→ **Problem**:
Wherever a line in the records contains the word "Preset", return that line.

Stored data entries
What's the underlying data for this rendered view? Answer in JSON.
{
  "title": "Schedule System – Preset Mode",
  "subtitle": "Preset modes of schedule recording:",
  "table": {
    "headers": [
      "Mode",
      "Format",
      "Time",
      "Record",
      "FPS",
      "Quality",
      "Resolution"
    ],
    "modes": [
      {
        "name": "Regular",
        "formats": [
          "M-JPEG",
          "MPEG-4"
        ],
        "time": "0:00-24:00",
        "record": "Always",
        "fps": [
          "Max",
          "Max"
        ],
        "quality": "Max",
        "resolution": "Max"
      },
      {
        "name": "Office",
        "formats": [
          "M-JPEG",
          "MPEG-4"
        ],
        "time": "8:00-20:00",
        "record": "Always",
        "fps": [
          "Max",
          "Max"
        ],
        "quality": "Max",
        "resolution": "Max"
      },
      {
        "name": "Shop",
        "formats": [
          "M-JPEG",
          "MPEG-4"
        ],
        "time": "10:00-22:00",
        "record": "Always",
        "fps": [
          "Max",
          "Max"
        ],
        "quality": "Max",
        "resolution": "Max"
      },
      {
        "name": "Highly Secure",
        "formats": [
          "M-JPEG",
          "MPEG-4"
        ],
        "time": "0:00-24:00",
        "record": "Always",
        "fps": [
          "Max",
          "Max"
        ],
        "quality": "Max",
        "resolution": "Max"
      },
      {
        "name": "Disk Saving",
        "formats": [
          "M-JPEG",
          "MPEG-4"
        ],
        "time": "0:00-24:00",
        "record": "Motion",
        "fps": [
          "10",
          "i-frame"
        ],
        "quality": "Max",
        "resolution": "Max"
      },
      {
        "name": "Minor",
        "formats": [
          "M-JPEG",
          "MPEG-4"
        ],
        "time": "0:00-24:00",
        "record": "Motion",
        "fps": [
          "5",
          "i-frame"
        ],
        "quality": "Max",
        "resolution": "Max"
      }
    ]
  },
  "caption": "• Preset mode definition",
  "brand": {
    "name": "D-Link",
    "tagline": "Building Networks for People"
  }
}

→ **Response**:
  "title": "Schedule System – Preset Mode",
  "subtitle": "Preset modes of schedule recording:",
  "caption": "• Preset mode definition",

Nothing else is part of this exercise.